- _TASK TO COMPLETE_:
A single number is the expected answer: the count of lines in the listing that hold the word "title".

- _GIVEN RECORDS_:
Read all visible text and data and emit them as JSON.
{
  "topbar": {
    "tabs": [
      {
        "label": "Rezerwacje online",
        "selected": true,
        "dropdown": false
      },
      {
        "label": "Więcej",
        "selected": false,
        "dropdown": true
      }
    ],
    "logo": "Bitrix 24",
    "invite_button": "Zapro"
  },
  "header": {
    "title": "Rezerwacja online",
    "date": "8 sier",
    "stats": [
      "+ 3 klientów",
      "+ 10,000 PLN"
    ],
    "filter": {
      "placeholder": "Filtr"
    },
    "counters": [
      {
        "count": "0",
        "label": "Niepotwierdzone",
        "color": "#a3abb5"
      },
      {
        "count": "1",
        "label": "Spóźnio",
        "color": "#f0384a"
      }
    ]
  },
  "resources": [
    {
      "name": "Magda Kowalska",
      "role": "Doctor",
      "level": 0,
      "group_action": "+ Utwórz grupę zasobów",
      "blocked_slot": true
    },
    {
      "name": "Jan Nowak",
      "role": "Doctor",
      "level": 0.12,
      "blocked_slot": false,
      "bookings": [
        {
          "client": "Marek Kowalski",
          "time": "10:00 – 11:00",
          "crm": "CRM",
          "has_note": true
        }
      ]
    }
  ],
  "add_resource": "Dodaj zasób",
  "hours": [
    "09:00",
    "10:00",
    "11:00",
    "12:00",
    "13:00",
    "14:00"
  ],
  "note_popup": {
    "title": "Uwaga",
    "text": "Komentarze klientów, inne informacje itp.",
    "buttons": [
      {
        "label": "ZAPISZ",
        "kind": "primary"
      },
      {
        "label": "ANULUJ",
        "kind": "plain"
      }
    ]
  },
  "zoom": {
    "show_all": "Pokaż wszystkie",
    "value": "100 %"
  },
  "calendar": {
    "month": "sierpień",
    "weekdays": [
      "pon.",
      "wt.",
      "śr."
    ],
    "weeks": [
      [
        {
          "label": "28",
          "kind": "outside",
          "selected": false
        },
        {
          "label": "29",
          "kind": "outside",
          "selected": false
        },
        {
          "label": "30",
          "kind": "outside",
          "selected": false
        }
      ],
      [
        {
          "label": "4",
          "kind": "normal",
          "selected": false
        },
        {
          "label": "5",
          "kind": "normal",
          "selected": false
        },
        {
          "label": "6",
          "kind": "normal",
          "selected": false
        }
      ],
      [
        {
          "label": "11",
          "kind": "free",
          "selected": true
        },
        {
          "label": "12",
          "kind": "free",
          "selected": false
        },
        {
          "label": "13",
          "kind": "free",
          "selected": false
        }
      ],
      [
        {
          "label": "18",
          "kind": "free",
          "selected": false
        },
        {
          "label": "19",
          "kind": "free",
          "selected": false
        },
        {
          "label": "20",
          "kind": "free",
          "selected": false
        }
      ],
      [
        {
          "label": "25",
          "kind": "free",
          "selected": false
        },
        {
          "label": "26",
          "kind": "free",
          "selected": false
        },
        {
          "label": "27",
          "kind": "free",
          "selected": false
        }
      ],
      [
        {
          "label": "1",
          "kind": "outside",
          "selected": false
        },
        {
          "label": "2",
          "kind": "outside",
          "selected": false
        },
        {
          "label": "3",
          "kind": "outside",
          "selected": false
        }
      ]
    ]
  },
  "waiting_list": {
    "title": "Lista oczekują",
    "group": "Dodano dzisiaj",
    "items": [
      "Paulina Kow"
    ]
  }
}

- _YOUR RESPONSE_:
3